## Brief:
Copy every record verbatim but exclude the pictures.

## Input:
'''
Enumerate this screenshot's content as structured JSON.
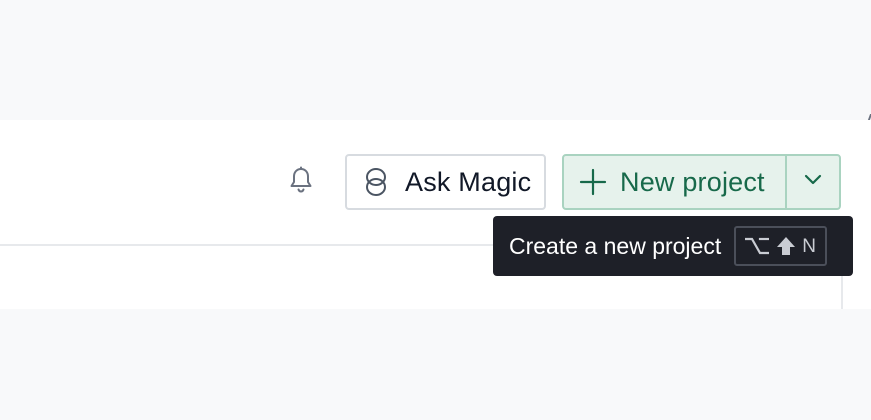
{
  "header": {
    "notifications": {
      "icon": "bell-icon"
    },
    "ask_magic": {
      "icon": "magic-rings-icon",
      "label": "Ask Magic"
    },
    "new_project": {
      "icon": "plus-icon",
      "label": "New project",
      "dropdown_icon": "chevron-down-icon"
    }
  },
  "tooltip": {
    "text": "Create a new project",
    "shortcut": {
      "keys": [
        "⌥",
        "⇧",
        "N"
      ],
      "key_icons": [
        "option-key-icon",
        "shift-key-icon",
        "n-key"
      ]
    }
  },
  "colors": {
    "accent": "#17694a",
    "accent_bg": "#e6f2ec",
    "accent_border": "#a9d3c0",
    "tooltip_bg": "#1e2028",
    "page_bg": "#f8f9fa"
  }
}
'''
## Exercise solution:
Enumerate this screenshot's content as structured JSON.
{
  "header": {
    "notifications": {
      "icon": "bell-icon"
    },
    "ask_magic": {
      "icon": "magic-rings-icon",
      "label": "Ask Magic"
    },
    "new_project": {
      "icon": "plus-icon",
      "label": "New project",
      "dropdown_icon": "chevron-down-icon"
    }
  },
  "tooltip": {
    "text": "Create a new project",
    "shortcut": {
      "keys": [
        "⌥",
        "⇧",
        "N"
      ],
      "key_icons": [
        "option-key-icon",
        "shift-key-icon",
        "n-key"
      ]
    }
  },
  "colors": {
    "accent": "#17694a",
    "accent_bg": "#e6f2ec",
    "accent_border": "#a9d3c0",
    "tooltip_bg": "#1e2028",
    "page_bg": "#f8f9fa"
  }
}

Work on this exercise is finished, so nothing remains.